Pepper, Wine (and Wool) as the Dynamic Factors of the Social and Economic Development of the Middle Ages

Like the same author's "The Basic Laws of Human Stupidity", this brief and amusing essay was written originally in English and printed privately in 1973. Then, in 1988, the two essays were translated into Italian and printed together in a successful volume entitled "Allegro ma non troppo". But the original edition of both essays had never been published, neither in Italy nor elsewhere. Last year Il Mulino finally distributed "The Basic Laws", which enjoyed great success in bookshops. This year the publisher has done the same with the other essay, in which Cipolla outlines medieval history in his unflappable British style; his account includes the Normans who stayed at sea for long periods of time in order to avoid their wives, as well as Peter the Hermit, who encouraged the Crusades because he liked spicy foods and wanted to restore the pepper trade with the Far East. It's a sort of parallel, plausible history: partly true, partly not - tongue-in-cheek, ma non troppo.

Carlo M. Cipolla taught at the University of California, Berkeley and the Scuola Normale Superiore of Pisa.
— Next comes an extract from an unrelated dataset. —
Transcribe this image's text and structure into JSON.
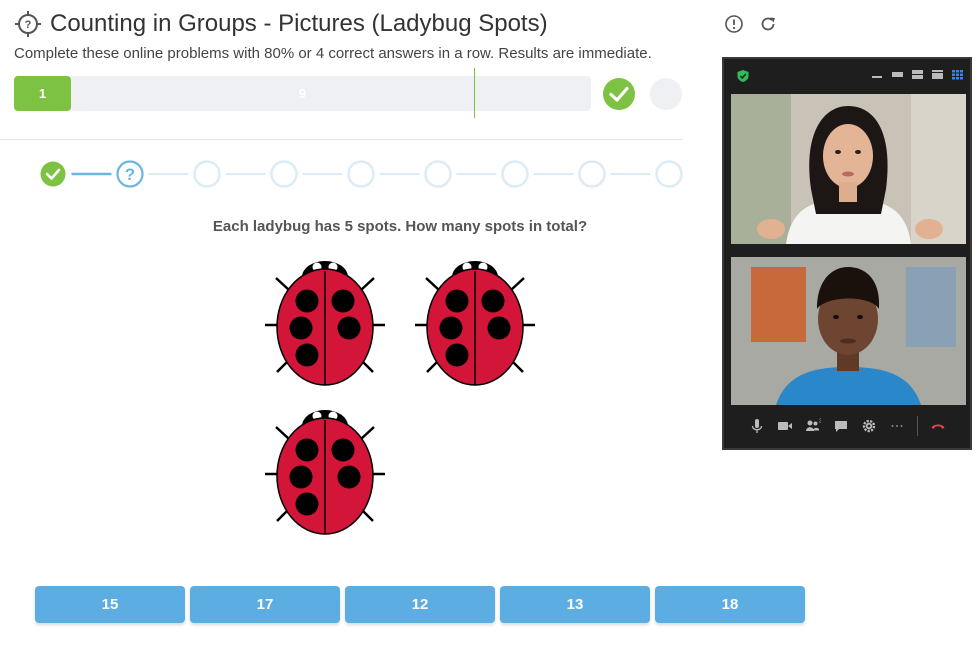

series "Contrappunti"
pp. 72, 978-88-15-24052-1
publication year 2012